Hackers Steal Sensitive Data From JPMorgan and Other Banks

People walk by the JPMorgan Chase building in New York on October 24, 2013. Eric Thayer/Reuters

Hackers have stolen gigabytes of sensitive data from JPMorgan Chase and at least four other banks in a series of complex cyberattacks. In mid-August, a group of hackers broke into the banks' computer networks using top-shelf malware, then nabbed information such as checking and savings account numbers and deleted records, according to a select few briefed on the attacks.

JPMorgan, the only bank that has thus far been revealed by name, has not seen any "unusual" fraud cases come out of the cyberattack. Speaking to The New York Times, JPMorgan spokeswoman Patricia Wexler said, "Companies of our size unfortunately experience cyberattacks nearly every day. We have multiple layers of defense to counteract any threats and constantly monitor fraud levels." The bank said that it plans to devote over $250 million a year to enhancing cybersecurity. Based on the size of its assets, JPMorgan is the largest bank in the United States.
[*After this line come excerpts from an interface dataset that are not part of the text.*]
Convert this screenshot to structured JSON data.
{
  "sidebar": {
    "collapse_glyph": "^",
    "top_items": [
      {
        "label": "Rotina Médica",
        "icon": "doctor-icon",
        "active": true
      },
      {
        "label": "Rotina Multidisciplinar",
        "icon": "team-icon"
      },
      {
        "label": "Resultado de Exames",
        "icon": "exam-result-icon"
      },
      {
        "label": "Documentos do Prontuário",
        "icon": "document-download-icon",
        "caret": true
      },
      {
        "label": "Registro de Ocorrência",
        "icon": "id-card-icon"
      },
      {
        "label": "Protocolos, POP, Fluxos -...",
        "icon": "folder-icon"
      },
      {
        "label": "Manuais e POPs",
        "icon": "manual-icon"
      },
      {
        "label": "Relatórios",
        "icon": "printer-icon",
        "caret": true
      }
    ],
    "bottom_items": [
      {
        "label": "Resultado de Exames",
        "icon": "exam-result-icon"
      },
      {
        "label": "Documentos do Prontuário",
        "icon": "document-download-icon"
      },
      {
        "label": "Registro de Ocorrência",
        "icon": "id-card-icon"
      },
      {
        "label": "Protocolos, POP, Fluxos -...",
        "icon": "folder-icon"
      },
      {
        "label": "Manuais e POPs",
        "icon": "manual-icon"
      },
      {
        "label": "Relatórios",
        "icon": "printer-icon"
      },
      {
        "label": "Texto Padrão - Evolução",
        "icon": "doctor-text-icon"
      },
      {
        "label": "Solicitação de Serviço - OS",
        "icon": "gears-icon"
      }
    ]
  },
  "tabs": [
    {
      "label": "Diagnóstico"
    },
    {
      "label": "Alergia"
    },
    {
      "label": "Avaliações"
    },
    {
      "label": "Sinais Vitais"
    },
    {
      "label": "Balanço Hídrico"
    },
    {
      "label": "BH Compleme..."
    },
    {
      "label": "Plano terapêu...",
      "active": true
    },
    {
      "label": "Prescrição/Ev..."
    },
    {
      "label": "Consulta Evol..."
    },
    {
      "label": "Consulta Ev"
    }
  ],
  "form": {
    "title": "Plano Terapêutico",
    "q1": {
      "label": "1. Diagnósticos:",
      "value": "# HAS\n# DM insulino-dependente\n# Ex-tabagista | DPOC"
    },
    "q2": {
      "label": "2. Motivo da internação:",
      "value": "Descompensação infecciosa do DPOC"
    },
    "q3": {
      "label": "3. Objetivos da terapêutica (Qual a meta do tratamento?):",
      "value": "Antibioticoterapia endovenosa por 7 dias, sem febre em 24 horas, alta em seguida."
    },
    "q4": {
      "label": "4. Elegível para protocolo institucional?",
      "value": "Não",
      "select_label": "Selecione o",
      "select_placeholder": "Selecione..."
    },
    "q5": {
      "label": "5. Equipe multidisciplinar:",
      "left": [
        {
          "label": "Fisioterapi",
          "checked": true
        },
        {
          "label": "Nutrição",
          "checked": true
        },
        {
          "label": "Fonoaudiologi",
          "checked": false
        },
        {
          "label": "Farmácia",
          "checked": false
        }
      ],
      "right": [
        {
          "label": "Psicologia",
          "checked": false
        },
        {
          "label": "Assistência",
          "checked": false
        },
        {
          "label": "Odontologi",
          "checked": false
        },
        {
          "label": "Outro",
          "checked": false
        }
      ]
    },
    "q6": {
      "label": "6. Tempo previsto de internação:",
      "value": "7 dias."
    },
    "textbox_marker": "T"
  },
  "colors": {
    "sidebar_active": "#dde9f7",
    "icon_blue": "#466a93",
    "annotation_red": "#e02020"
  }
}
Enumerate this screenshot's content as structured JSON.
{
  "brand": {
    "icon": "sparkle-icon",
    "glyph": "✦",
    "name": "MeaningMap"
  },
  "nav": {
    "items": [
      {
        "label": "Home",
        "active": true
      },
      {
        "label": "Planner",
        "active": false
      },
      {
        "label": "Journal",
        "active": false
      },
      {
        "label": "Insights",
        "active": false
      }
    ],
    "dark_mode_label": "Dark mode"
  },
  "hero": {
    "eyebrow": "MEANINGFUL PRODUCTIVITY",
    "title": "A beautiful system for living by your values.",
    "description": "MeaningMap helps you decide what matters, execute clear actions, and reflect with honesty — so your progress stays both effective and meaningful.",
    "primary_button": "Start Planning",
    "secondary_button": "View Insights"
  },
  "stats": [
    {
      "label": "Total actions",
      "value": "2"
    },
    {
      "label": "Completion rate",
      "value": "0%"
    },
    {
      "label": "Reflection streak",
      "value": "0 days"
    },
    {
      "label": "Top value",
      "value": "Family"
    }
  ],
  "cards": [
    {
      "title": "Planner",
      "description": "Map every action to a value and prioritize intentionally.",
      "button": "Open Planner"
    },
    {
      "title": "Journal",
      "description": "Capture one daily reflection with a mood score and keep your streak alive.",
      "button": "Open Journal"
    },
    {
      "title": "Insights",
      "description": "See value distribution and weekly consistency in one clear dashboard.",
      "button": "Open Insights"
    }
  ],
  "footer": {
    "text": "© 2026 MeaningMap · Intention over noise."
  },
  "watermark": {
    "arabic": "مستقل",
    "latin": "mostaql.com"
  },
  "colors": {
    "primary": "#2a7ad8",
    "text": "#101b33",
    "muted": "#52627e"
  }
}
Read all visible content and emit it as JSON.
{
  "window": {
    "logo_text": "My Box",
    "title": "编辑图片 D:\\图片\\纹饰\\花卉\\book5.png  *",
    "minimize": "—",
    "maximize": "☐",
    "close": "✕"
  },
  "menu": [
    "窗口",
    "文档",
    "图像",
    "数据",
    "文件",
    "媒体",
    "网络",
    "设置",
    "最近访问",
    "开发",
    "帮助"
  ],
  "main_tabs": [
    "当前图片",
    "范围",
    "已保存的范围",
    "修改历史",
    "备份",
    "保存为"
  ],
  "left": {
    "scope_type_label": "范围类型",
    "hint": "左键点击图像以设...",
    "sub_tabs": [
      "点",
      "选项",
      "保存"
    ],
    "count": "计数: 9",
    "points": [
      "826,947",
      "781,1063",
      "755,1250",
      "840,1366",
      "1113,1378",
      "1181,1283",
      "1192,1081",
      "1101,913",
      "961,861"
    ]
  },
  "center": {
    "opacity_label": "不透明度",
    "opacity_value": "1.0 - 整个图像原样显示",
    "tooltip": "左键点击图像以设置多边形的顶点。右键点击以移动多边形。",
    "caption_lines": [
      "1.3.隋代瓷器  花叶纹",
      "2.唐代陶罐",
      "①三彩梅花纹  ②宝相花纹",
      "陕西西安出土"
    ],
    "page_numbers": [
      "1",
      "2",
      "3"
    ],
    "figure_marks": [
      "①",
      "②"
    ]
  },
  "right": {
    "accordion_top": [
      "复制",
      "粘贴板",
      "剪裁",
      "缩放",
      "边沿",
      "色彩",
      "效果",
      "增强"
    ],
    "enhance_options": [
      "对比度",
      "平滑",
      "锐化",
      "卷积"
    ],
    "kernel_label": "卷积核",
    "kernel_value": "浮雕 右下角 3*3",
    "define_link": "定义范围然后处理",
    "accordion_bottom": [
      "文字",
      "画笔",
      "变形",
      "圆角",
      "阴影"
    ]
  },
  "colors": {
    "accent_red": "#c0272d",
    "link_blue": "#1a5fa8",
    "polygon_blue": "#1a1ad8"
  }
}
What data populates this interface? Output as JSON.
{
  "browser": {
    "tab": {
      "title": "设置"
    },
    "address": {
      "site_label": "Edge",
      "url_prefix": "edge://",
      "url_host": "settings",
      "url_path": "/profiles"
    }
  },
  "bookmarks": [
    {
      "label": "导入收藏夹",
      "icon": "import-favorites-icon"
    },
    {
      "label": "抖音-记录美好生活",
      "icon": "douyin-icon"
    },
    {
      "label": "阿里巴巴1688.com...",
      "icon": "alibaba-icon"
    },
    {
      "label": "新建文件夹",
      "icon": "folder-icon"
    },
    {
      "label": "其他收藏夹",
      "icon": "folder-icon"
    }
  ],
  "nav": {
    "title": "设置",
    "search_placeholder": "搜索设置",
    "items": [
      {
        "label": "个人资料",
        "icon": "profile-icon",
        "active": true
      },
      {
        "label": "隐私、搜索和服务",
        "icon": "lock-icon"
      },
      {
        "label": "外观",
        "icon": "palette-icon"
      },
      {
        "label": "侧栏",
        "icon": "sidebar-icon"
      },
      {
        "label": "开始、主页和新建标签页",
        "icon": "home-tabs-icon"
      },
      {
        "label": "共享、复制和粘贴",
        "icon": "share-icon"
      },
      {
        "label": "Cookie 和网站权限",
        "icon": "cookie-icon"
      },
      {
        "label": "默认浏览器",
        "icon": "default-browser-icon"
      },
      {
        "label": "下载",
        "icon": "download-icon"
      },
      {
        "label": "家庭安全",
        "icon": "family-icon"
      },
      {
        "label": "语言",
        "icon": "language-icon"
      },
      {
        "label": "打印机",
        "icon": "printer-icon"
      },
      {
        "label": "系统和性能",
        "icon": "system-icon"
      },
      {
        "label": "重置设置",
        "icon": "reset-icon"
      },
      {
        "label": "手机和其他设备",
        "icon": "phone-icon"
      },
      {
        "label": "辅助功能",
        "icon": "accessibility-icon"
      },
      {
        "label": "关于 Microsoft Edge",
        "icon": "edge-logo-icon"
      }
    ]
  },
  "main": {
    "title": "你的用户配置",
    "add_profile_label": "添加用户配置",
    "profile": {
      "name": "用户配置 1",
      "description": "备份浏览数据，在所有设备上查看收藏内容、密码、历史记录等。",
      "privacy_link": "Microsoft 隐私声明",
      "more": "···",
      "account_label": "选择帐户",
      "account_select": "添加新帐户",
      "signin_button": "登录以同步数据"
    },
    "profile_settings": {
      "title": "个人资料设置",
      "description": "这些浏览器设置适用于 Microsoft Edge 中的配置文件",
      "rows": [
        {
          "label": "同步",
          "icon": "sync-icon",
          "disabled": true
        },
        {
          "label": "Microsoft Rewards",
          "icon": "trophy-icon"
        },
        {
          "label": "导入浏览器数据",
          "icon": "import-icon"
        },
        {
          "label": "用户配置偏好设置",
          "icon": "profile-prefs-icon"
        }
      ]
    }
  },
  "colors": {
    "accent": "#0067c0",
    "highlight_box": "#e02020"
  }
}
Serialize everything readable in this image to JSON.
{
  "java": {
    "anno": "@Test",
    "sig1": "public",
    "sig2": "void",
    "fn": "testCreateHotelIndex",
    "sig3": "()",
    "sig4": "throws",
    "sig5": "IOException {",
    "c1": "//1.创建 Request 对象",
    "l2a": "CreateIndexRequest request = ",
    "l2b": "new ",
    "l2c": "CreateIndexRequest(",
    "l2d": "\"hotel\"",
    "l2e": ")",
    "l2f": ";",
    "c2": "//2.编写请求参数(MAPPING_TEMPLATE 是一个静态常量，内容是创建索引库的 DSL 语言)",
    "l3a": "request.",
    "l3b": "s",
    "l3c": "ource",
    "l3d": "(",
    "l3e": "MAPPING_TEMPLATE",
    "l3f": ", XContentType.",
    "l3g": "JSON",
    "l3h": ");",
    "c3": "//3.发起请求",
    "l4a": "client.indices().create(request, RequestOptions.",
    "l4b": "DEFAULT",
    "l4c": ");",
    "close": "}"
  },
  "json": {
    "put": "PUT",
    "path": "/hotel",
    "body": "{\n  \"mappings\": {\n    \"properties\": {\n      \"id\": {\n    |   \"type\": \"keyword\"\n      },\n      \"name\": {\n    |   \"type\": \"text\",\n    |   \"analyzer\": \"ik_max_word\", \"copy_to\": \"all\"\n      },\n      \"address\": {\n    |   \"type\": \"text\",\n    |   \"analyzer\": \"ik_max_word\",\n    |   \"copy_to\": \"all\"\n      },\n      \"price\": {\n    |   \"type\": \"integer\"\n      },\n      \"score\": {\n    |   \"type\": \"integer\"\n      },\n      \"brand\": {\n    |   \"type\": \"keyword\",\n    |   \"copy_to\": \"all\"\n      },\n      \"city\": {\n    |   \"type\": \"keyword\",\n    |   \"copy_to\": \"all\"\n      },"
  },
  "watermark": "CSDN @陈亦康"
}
Bloomberg broke the news on Wednesday evening, noting that a handful of major European banks were recently hacked and may be linked to the U.S. bank attacks. The publication says that Russian hackers—who are frequently top FBI suspects in cyberattacks—are behind the most recent attack. Government officials are still unsure of the hackers' origins or their motivations, and whether they were driven by intelligence gathering or financial impulses.

The FBI is investigating the matter. In a statement, the bureau said that it is "working with the United States Secret Service to determine the scope of recently reported cyberattacks against several American financial institutions." According to two people familiar with the investigation, the cyberattacks may have been fueled by government-sponsored economic sanctions in the escalating conflict between Ukraine and Russia, although this remains unclear.

In the case of cyberattacks, customer bank accounts are protected by insurance. But American banks have seen an increase in hacking in recent years. The attacks are typically motivated by financial gain, espionage or political leanings. One such politically motivated attack two years ago involved Iranian hackers glutting banking sites with online traffic in such high volumes that it caused them to shut down.

Security experts suggest that these attacks are likely motivated not by politics, due to the secrecy shrouding them, but perhaps by espionage. Intelligence agencies often monitor and target banks when they are trying to get dirt on their suspects.